/---

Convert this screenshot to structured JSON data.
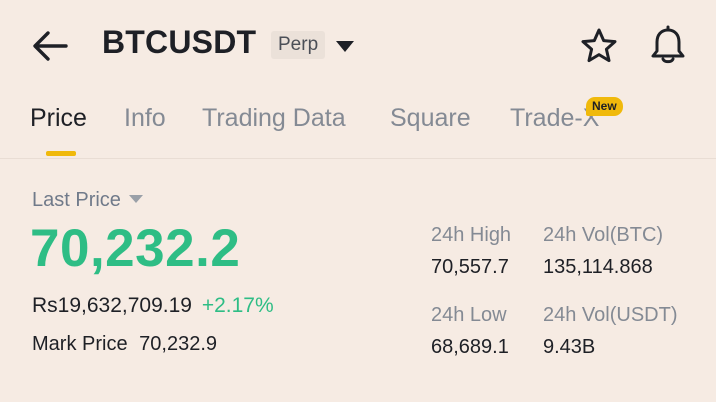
{
  "header": {
    "symbol": "BTCUSDT",
    "contract_type": "Perp",
    "icons": [
      "back-arrow-icon",
      "dropdown-caret-icon",
      "star-icon",
      "bell-icon"
    ]
  },
  "tabs": [
    {
      "label": "Price",
      "active": true
    },
    {
      "label": "Info",
      "active": false
    },
    {
      "label": "Trading Data",
      "active": false
    },
    {
      "label": "Square",
      "active": false
    },
    {
      "label": "Trade-X",
      "active": false,
      "badge": "New"
    }
  ],
  "price": {
    "last_price_label": "Last Price",
    "last_price": "70,232.2",
    "fiat_value": "Rs19,632,709.19",
    "change_percent": "+2.17%",
    "mark_price_label": "Mark Price",
    "mark_price": "70,232.9"
  },
  "stats": {
    "high_24h_label": "24h High",
    "high_24h": "70,557.7",
    "vol_btc_label": "24h Vol(BTC)",
    "vol_btc": "135,114.868",
    "low_24h_label": "24h Low",
    "low_24h": "68,689.1",
    "vol_usdt_label": "24h Vol(USDT)",
    "vol_usdt": "9.43B"
  },
  "colors": {
    "background": "#f6ebe3",
    "accent": "#f0b90b",
    "positive": "#2ebd85",
    "text_primary": "#1e2026",
    "text_secondary": "#848a94"
  }
}
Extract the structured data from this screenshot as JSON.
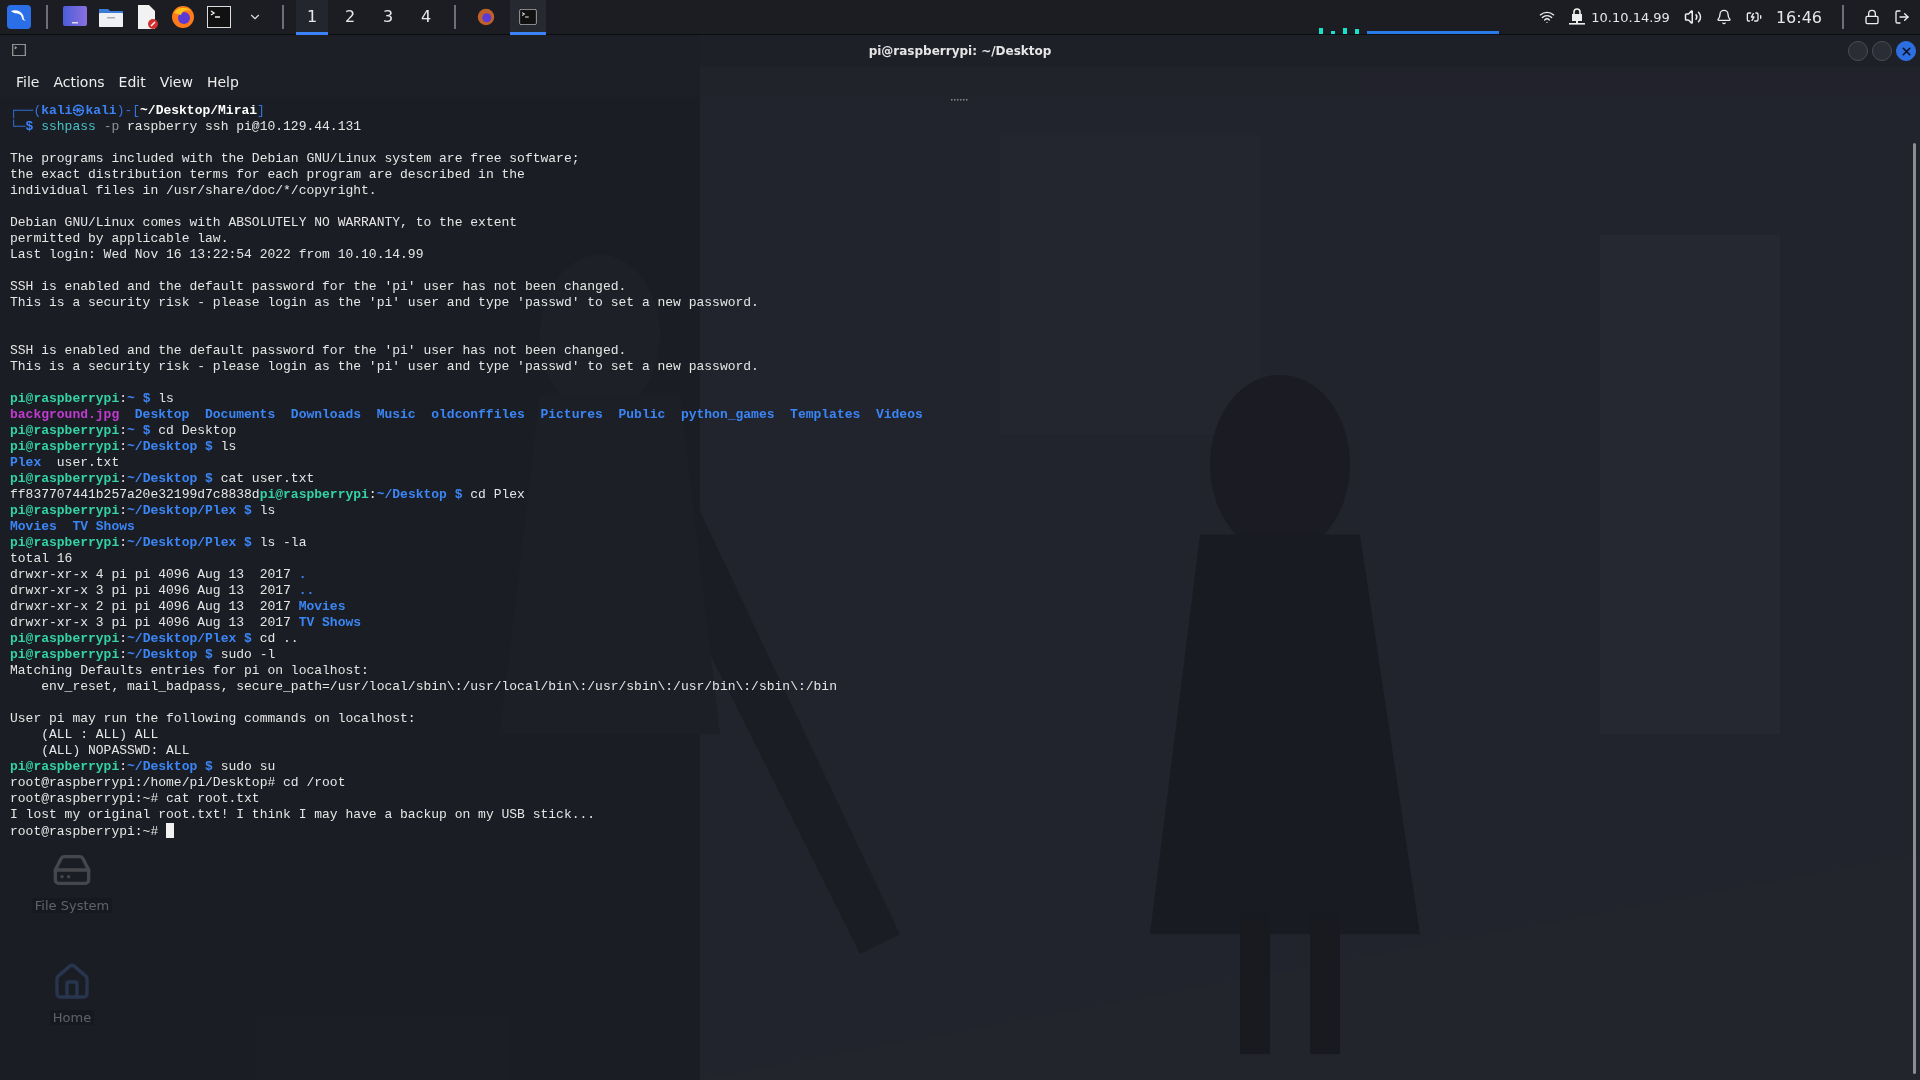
{
  "taskbar": {
    "launchers": [
      {
        "kind": "menu"
      },
      {
        "kind": "desktop"
      },
      {
        "kind": "files"
      },
      {
        "kind": "editor"
      },
      {
        "kind": "browser"
      },
      {
        "kind": "terminal"
      },
      {
        "kind": "dropdown"
      }
    ],
    "workspaces": [
      {
        "label": "1",
        "selected": true
      },
      {
        "label": "2",
        "selected": false
      },
      {
        "label": "3",
        "selected": false
      },
      {
        "label": "4",
        "selected": false
      }
    ],
    "windows": [
      {
        "kind": "browser",
        "selected": false
      },
      {
        "kind": "terminal",
        "selected": true
      }
    ],
    "tray": {
      "ip": "10.10.14.99",
      "clock": "16:46"
    }
  },
  "window": {
    "title": "pi@raspberrypi: ~/Desktop",
    "menu": [
      "File",
      "Actions",
      "Edit",
      "View",
      "Help"
    ],
    "controls": [
      {
        "kind": "minimize"
      },
      {
        "kind": "maximize"
      },
      {
        "kind": "close"
      }
    ]
  },
  "desktop_icons": [
    {
      "kind": "drive",
      "label": "File System"
    },
    {
      "kind": "home",
      "label": "Home"
    }
  ],
  "terminal": {
    "cursor": true,
    "lines": [
      {
        "kind": "output",
        "segments": [
          {
            "kind": "frame",
            "text": "┌──("
          },
          {
            "kind": "user",
            "text": "kali㉿kali"
          },
          {
            "kind": "frame",
            "text": ")-["
          },
          {
            "kind": "pathw",
            "text": "~/Desktop/Mirai"
          },
          {
            "kind": "frame",
            "text": "]"
          }
        ]
      },
      {
        "kind": "output",
        "segments": [
          {
            "kind": "frame",
            "text": "└─"
          },
          {
            "kind": "user",
            "text": "$ "
          },
          {
            "kind": "cmd",
            "text": "sshpass"
          },
          {
            "kind": "opt",
            "text": " -p"
          },
          {
            "kind": "text",
            "text": " raspberry ssh pi@10.129.44.131"
          }
        ]
      },
      {
        "kind": "blank"
      },
      {
        "kind": "output",
        "segments": [
          {
            "kind": "text",
            "text": "The programs included with the Debian GNU/Linux system are free software;"
          }
        ]
      },
      {
        "kind": "output",
        "segments": [
          {
            "kind": "text",
            "text": "the exact distribution terms for each program are described in the"
          }
        ]
      },
      {
        "kind": "output",
        "segments": [
          {
            "kind": "text",
            "text": "individual files in /usr/share/doc/*/copyright."
          }
        ]
      },
      {
        "kind": "blank"
      },
      {
        "kind": "output",
        "segments": [
          {
            "kind": "text",
            "text": "Debian GNU/Linux comes with ABSOLUTELY NO WARRANTY, to the extent"
          }
        ]
      },
      {
        "kind": "output",
        "segments": [
          {
            "kind": "text",
            "text": "permitted by applicable law."
          }
        ]
      },
      {
        "kind": "output",
        "segments": [
          {
            "kind": "text",
            "text": "Last login: Wed Nov 16 13:22:54 2022 from 10.10.14.99"
          }
        ]
      },
      {
        "kind": "blank"
      },
      {
        "kind": "output",
        "segments": [
          {
            "kind": "text",
            "text": "SSH is enabled and the default password for the 'pi' user has not been changed."
          }
        ]
      },
      {
        "kind": "output",
        "segments": [
          {
            "kind": "text",
            "text": "This is a security risk - please login as the 'pi' user and type 'passwd' to set a new password."
          }
        ]
      },
      {
        "kind": "blank"
      },
      {
        "kind": "blank"
      },
      {
        "kind": "output",
        "segments": [
          {
            "kind": "text",
            "text": "SSH is enabled and the default password for the 'pi' user has not been changed."
          }
        ]
      },
      {
        "kind": "output",
        "segments": [
          {
            "kind": "text",
            "text": "This is a security risk - please login as the 'pi' user and type 'passwd' to set a new password."
          }
        ]
      },
      {
        "kind": "blank"
      },
      {
        "kind": "output",
        "segments": [
          {
            "kind": "host",
            "text": "pi@raspberrypi"
          },
          {
            "kind": "text",
            "text": ":"
          },
          {
            "kind": "path",
            "text": "~ $"
          },
          {
            "kind": "text",
            "text": " ls"
          }
        ]
      },
      {
        "kind": "listing",
        "segments": [
          {
            "kind": "img",
            "text": "background.jpg"
          },
          {
            "kind": "dir",
            "text": "Desktop"
          },
          {
            "kind": "dir",
            "text": "Documents"
          },
          {
            "kind": "dir",
            "text": "Downloads"
          },
          {
            "kind": "dir",
            "text": "Music"
          },
          {
            "kind": "dir",
            "text": "oldconffiles"
          },
          {
            "kind": "dir",
            "text": "Pictures"
          },
          {
            "kind": "dir",
            "text": "Public"
          },
          {
            "kind": "dir",
            "text": "python_games"
          },
          {
            "kind": "dir",
            "text": "Templates"
          },
          {
            "kind": "dir",
            "text": "Videos"
          }
        ]
      },
      {
        "kind": "output",
        "segments": [
          {
            "kind": "host",
            "text": "pi@raspberrypi"
          },
          {
            "kind": "text",
            "text": ":"
          },
          {
            "kind": "path",
            "text": "~ $"
          },
          {
            "kind": "text",
            "text": " cd Desktop"
          }
        ]
      },
      {
        "kind": "output",
        "segments": [
          {
            "kind": "host",
            "text": "pi@raspberrypi"
          },
          {
            "kind": "text",
            "text": ":"
          },
          {
            "kind": "path",
            "text": "~/Desktop $"
          },
          {
            "kind": "text",
            "text": " ls"
          }
        ]
      },
      {
        "kind": "listing",
        "segments": [
          {
            "kind": "dir",
            "text": "Plex"
          },
          {
            "kind": "text",
            "text": "user.txt"
          }
        ]
      },
      {
        "kind": "output",
        "segments": [
          {
            "kind": "host",
            "text": "pi@raspberrypi"
          },
          {
            "kind": "text",
            "text": ":"
          },
          {
            "kind": "path",
            "text": "~/Desktop $"
          },
          {
            "kind": "text",
            "text": " cat user.txt"
          }
        ]
      },
      {
        "kind": "output",
        "segments": [
          {
            "kind": "text",
            "text": "ff837707441b257a20e32199d7c8838d"
          },
          {
            "kind": "host",
            "text": "pi@raspberrypi"
          },
          {
            "kind": "text",
            "text": ":"
          },
          {
            "kind": "path",
            "text": "~/Desktop $"
          },
          {
            "kind": "text",
            "text": " cd Plex"
          }
        ]
      },
      {
        "kind": "output",
        "segments": [
          {
            "kind": "host",
            "text": "pi@raspberrypi"
          },
          {
            "kind": "text",
            "text": ":"
          },
          {
            "kind": "path",
            "text": "~/Desktop/Plex $"
          },
          {
            "kind": "text",
            "text": " ls"
          }
        ]
      },
      {
        "kind": "listing",
        "segments": [
          {
            "kind": "dir",
            "text": "Movies"
          },
          {
            "kind": "dir",
            "text": "TV Shows"
          }
        ]
      },
      {
        "kind": "output",
        "segments": [
          {
            "kind": "host",
            "text": "pi@raspberrypi"
          },
          {
            "kind": "text",
            "text": ":"
          },
          {
            "kind": "path",
            "text": "~/Desktop/Plex $"
          },
          {
            "kind": "text",
            "text": " ls -la"
          }
        ]
      },
      {
        "kind": "output",
        "segments": [
          {
            "kind": "text",
            "text": "total 16"
          }
        ]
      },
      {
        "kind": "output",
        "segments": [
          {
            "kind": "text",
            "text": "drwxr-xr-x 4 pi pi 4096 Aug 13  2017 "
          },
          {
            "kind": "dir",
            "text": "."
          }
        ]
      },
      {
        "kind": "output",
        "segments": [
          {
            "kind": "text",
            "text": "drwxr-xr-x 3 pi pi 4096 Aug 13  2017 "
          },
          {
            "kind": "dir",
            "text": ".."
          }
        ]
      },
      {
        "kind": "output",
        "segments": [
          {
            "kind": "text",
            "text": "drwxr-xr-x 2 pi pi 4096 Aug 13  2017 "
          },
          {
            "kind": "dir",
            "text": "Movies"
          }
        ]
      },
      {
        "kind": "output",
        "segments": [
          {
            "kind": "text",
            "text": "drwxr-xr-x 3 pi pi 4096 Aug 13  2017 "
          },
          {
            "kind": "dir",
            "text": "TV Shows"
          }
        ]
      },
      {
        "kind": "output",
        "segments": [
          {
            "kind": "host",
            "text": "pi@raspberrypi"
          },
          {
            "kind": "text",
            "text": ":"
          },
          {
            "kind": "path",
            "text": "~/Desktop/Plex $"
          },
          {
            "kind": "text",
            "text": " cd .."
          }
        ]
      },
      {
        "kind": "output",
        "segments": [
          {
            "kind": "host",
            "text": "pi@raspberrypi"
          },
          {
            "kind": "text",
            "text": ":"
          },
          {
            "kind": "path",
            "text": "~/Desktop $"
          },
          {
            "kind": "text",
            "text": " sudo -l"
          }
        ]
      },
      {
        "kind": "output",
        "segments": [
          {
            "kind": "text",
            "text": "Matching Defaults entries for pi on localhost:"
          }
        ]
      },
      {
        "kind": "output",
        "segments": [
          {
            "kind": "text",
            "text": "    env_reset, mail_badpass, secure_path=/usr/local/sbin\\:/usr/local/bin\\:/usr/sbin\\:/usr/bin\\:/sbin\\:/bin"
          }
        ]
      },
      {
        "kind": "blank"
      },
      {
        "kind": "output",
        "segments": [
          {
            "kind": "text",
            "text": "User pi may run the following commands on localhost:"
          }
        ]
      },
      {
        "kind": "output",
        "segments": [
          {
            "kind": "text",
            "text": "    (ALL : ALL) ALL"
          }
        ]
      },
      {
        "kind": "output",
        "segments": [
          {
            "kind": "text",
            "text": "    (ALL) NOPASSWD: ALL"
          }
        ]
      },
      {
        "kind": "output",
        "segments": [
          {
            "kind": "host",
            "text": "pi@raspberrypi"
          },
          {
            "kind": "text",
            "text": ":"
          },
          {
            "kind": "path",
            "text": "~/Desktop $"
          },
          {
            "kind": "text",
            "text": " sudo su"
          }
        ]
      },
      {
        "kind": "output",
        "segments": [
          {
            "kind": "text",
            "text": "root@raspberrypi:/home/pi/Desktop# cd /root"
          }
        ]
      },
      {
        "kind": "output",
        "segments": [
          {
            "kind": "text",
            "text": "root@raspberrypi:~# cat root.txt"
          }
        ]
      },
      {
        "kind": "output",
        "segments": [
          {
            "kind": "text",
            "text": "I lost my original root.txt! I think I may have a backup on my USB stick..."
          }
        ]
      },
      {
        "kind": "output",
        "segments": [
          {
            "kind": "text",
            "text": "root@raspberrypi:~# "
          }
        ]
      }
    ]
  }
}
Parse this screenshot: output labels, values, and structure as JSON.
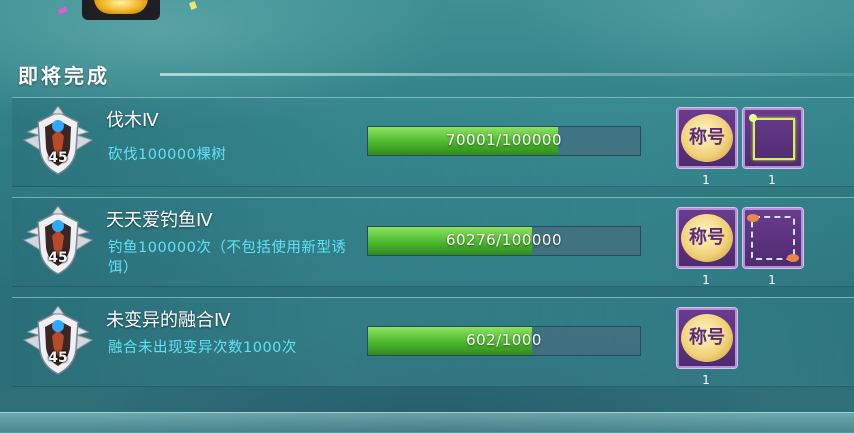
{
  "section": {
    "title": "即将完成"
  },
  "achievements": [
    {
      "badge_level": "45",
      "title": "伐木Ⅳ",
      "description": "砍伐100000棵树",
      "progress": {
        "current": 70001,
        "total": 100000,
        "text": "70001/100000"
      },
      "rewards": [
        {
          "kind": "title-medal",
          "label": "称号",
          "count": "1"
        },
        {
          "kind": "lime-frame",
          "count": "1"
        }
      ]
    },
    {
      "badge_level": "45",
      "title": "天天爱钓鱼Ⅳ",
      "description": "钓鱼100000次（不包括使用新型诱饵）",
      "progress": {
        "current": 60276,
        "total": 100000,
        "text": "60276/100000"
      },
      "rewards": [
        {
          "kind": "title-medal",
          "label": "称号",
          "count": "1"
        },
        {
          "kind": "fish-frame",
          "count": "1"
        }
      ]
    },
    {
      "badge_level": "45",
      "title": "未变异的融合Ⅳ",
      "description": "融合未出现变异次数1000次",
      "progress": {
        "current": 602,
        "total": 1000,
        "text": "602/1000"
      },
      "rewards": [
        {
          "kind": "title-medal",
          "label": "称号",
          "count": "1"
        }
      ]
    }
  ],
  "colors": {
    "progress_fill": "#4cb82e",
    "description": "#63e1f0",
    "reward_bg": "#5a3380"
  },
  "icons": {
    "badge": "winged-shield-badge-icon",
    "trophy": "trophy-icon"
  }
}
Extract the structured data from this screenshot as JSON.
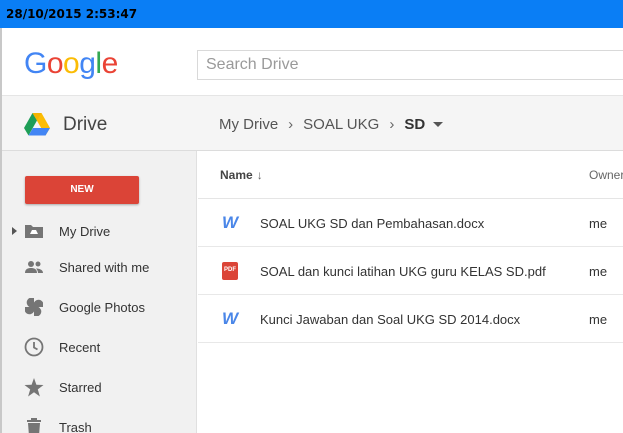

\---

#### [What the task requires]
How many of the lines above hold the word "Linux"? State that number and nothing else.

#### [Solution]
2